§ **Extracted material**:
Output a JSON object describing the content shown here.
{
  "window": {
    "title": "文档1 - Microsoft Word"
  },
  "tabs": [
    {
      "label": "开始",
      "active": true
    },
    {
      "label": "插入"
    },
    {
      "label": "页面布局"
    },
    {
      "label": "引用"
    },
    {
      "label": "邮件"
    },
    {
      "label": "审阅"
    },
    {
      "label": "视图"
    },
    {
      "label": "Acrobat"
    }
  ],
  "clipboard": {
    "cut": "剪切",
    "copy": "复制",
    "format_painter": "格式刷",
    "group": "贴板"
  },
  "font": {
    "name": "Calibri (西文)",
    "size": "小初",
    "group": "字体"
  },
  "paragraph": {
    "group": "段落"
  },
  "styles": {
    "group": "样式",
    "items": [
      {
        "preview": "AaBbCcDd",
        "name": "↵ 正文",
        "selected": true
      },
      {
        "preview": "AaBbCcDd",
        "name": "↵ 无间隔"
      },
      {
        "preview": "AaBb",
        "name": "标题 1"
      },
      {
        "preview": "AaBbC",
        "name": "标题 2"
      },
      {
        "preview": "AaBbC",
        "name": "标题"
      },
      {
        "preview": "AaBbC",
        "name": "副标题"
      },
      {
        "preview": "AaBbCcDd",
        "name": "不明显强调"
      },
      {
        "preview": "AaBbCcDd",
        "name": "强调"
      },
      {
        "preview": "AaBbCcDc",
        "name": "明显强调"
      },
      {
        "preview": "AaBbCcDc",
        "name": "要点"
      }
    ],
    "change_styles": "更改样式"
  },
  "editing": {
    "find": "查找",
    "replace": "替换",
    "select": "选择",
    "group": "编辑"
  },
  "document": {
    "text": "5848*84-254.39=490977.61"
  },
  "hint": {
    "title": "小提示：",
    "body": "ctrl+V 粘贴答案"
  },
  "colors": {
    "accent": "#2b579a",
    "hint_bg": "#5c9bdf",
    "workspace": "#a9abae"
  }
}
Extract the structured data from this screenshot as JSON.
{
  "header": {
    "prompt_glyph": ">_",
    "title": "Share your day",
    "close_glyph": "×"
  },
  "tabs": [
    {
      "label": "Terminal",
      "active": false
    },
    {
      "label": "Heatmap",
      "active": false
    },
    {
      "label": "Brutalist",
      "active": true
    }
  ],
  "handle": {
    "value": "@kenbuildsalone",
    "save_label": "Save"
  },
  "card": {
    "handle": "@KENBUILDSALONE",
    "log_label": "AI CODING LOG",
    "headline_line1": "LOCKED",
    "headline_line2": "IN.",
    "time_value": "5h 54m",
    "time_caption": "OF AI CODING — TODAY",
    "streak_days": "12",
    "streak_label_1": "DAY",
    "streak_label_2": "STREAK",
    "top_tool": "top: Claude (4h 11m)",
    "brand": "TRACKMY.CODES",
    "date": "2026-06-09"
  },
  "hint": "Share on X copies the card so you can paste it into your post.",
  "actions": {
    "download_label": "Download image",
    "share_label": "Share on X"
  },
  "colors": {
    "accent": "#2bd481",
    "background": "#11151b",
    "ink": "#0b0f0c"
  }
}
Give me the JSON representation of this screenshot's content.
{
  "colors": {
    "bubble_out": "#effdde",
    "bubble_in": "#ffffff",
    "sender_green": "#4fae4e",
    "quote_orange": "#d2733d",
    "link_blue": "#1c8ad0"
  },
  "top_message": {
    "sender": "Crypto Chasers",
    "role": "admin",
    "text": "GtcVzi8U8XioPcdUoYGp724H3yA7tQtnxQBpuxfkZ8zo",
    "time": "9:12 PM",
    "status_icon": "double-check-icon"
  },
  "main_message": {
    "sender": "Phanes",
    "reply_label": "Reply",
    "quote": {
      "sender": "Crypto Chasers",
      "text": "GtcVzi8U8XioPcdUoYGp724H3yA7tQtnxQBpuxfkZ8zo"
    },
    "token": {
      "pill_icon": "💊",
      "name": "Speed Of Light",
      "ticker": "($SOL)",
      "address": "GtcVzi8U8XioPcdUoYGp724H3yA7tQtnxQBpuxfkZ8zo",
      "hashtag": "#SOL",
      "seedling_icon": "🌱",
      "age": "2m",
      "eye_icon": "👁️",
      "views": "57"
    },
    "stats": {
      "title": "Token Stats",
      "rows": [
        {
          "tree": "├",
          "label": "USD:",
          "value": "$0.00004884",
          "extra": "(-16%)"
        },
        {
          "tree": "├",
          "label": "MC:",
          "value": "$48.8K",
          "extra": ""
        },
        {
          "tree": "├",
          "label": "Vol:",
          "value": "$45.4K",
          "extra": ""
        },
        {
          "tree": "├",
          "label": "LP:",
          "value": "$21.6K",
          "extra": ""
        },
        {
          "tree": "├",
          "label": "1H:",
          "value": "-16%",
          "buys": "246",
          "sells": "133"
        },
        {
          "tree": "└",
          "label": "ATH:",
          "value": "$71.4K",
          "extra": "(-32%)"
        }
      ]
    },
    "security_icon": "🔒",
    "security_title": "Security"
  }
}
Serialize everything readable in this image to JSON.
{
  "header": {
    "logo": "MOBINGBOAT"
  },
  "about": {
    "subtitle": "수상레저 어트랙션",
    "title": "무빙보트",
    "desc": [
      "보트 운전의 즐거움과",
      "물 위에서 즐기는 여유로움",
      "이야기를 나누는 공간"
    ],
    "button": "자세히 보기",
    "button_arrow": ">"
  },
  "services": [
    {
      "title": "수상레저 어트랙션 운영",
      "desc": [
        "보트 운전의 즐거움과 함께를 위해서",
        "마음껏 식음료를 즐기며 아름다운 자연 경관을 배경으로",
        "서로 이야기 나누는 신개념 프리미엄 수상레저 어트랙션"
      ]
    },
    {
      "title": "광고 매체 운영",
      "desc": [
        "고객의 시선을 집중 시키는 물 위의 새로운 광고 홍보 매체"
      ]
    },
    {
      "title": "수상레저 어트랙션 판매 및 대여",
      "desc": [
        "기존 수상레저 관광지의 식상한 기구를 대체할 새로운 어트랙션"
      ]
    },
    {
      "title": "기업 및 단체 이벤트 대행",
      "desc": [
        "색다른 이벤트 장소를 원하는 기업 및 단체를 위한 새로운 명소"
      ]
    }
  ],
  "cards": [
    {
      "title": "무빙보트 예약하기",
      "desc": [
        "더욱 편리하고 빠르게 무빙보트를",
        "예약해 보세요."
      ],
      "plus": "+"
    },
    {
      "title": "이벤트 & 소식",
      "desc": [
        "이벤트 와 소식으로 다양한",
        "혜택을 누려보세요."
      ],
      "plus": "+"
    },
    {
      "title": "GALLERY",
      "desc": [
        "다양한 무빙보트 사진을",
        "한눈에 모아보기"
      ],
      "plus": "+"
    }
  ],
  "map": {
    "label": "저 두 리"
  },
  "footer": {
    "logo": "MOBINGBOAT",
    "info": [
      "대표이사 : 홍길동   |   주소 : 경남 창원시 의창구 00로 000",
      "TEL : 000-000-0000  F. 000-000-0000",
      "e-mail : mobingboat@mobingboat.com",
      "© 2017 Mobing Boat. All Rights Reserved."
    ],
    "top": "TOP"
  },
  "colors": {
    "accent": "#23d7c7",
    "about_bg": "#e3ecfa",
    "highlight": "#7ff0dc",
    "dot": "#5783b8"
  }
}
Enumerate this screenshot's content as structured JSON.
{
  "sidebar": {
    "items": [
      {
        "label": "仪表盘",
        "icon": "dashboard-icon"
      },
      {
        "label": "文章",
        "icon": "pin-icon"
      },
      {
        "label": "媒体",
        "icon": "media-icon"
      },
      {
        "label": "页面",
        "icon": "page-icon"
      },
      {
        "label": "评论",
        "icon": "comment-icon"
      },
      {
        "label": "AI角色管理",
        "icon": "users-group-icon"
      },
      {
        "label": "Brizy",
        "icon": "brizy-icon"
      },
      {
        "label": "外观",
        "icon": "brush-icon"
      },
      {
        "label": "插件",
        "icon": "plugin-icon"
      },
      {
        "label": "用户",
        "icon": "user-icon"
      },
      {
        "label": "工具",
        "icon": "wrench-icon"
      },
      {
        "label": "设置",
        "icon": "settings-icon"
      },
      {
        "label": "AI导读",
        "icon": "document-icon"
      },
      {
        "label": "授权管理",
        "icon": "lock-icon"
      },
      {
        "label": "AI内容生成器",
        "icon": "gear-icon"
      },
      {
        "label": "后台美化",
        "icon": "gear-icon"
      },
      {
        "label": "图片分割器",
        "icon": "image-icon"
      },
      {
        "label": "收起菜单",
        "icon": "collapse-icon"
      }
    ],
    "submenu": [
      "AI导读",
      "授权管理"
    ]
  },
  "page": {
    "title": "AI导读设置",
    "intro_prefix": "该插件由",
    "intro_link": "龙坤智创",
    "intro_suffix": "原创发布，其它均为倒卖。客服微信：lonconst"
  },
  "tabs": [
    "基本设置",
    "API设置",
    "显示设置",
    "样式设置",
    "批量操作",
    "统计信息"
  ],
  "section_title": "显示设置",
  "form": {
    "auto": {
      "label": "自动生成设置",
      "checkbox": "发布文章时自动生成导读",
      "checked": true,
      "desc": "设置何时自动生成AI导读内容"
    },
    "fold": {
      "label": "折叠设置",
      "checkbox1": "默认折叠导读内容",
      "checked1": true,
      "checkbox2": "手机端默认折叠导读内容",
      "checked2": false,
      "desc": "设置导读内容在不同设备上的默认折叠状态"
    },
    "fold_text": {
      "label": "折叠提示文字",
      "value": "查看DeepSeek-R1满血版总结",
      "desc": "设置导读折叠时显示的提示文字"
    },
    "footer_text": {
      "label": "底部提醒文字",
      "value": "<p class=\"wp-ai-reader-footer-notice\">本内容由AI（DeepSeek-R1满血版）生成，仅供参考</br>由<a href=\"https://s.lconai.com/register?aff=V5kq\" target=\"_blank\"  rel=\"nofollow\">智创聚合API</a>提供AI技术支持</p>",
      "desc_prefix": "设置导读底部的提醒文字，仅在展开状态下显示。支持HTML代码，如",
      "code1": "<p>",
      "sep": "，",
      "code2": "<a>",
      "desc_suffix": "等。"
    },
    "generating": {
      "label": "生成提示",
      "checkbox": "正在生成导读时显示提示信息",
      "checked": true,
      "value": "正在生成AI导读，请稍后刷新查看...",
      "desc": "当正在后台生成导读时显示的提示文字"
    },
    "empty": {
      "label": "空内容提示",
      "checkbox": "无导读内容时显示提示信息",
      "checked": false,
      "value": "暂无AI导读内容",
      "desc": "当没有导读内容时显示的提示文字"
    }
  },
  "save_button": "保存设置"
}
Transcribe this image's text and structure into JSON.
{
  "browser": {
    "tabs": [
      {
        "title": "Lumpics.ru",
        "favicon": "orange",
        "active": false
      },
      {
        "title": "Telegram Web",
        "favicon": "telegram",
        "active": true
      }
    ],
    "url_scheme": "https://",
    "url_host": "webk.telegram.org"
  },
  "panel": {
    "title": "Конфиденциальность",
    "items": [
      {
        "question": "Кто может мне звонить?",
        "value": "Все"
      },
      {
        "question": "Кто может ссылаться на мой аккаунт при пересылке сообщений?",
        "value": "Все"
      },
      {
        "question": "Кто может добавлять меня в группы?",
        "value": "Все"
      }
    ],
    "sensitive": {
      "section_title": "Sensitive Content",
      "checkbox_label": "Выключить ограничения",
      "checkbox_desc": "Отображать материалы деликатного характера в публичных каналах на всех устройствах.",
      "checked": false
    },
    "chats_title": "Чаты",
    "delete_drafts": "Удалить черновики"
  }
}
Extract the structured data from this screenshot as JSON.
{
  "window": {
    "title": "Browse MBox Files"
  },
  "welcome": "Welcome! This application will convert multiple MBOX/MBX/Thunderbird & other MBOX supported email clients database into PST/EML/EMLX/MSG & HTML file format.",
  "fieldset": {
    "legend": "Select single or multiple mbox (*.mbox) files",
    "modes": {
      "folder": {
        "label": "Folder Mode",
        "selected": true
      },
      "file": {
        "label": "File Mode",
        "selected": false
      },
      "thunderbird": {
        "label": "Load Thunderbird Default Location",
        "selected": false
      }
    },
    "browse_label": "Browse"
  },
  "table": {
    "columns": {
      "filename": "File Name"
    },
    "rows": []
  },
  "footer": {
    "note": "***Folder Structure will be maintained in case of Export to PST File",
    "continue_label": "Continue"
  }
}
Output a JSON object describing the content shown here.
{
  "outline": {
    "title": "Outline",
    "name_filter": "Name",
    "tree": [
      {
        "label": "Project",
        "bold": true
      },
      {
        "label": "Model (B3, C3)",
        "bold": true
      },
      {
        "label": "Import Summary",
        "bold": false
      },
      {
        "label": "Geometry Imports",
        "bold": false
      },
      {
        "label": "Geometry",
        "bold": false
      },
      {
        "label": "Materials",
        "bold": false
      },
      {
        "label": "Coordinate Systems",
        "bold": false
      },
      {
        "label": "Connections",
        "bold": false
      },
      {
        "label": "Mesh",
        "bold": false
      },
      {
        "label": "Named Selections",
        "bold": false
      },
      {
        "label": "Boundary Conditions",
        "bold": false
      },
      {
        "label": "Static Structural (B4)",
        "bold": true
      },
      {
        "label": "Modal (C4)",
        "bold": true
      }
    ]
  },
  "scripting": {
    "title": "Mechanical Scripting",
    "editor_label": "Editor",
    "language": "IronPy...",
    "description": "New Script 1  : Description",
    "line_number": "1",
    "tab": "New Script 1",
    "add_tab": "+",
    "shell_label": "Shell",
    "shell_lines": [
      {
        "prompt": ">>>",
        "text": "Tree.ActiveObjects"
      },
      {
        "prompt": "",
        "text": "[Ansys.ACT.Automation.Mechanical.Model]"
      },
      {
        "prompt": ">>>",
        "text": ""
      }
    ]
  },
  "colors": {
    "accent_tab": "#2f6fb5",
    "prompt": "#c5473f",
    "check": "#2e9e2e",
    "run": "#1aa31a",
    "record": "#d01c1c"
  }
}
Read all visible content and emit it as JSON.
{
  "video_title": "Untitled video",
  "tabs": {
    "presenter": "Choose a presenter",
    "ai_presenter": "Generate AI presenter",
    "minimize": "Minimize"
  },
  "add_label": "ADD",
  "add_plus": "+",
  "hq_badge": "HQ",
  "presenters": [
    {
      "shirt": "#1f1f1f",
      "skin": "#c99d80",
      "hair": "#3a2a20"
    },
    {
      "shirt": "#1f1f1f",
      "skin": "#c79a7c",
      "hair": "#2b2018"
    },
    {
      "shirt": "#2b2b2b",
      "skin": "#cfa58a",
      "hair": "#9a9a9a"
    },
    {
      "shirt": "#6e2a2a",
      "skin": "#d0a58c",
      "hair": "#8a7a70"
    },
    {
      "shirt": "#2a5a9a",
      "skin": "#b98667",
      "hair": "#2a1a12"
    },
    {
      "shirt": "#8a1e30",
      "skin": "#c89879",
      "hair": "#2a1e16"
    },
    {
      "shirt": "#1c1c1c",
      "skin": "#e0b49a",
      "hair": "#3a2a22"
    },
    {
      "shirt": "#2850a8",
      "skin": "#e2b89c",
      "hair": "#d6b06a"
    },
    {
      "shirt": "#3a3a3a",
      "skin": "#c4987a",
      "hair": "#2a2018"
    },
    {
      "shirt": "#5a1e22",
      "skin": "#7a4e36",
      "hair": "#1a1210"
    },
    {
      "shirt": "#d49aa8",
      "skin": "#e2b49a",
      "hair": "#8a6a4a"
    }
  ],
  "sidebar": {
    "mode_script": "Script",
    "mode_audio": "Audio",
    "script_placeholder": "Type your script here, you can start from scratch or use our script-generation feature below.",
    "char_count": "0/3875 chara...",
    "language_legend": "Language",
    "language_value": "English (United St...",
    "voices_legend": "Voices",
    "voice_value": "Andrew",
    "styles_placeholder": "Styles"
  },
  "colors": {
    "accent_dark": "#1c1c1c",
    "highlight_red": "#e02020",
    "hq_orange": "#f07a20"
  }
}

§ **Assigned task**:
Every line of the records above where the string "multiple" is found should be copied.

§ **Answer below**:
  "welcome": "Welcome! This application will convert multiple MBOX/MBX/Thunderbird & other MBOX supported email clients database into PST/EML/EMLX/MSG & HTML file format.",
    "legend": "Select single or multiple mbox (*.mbox) files",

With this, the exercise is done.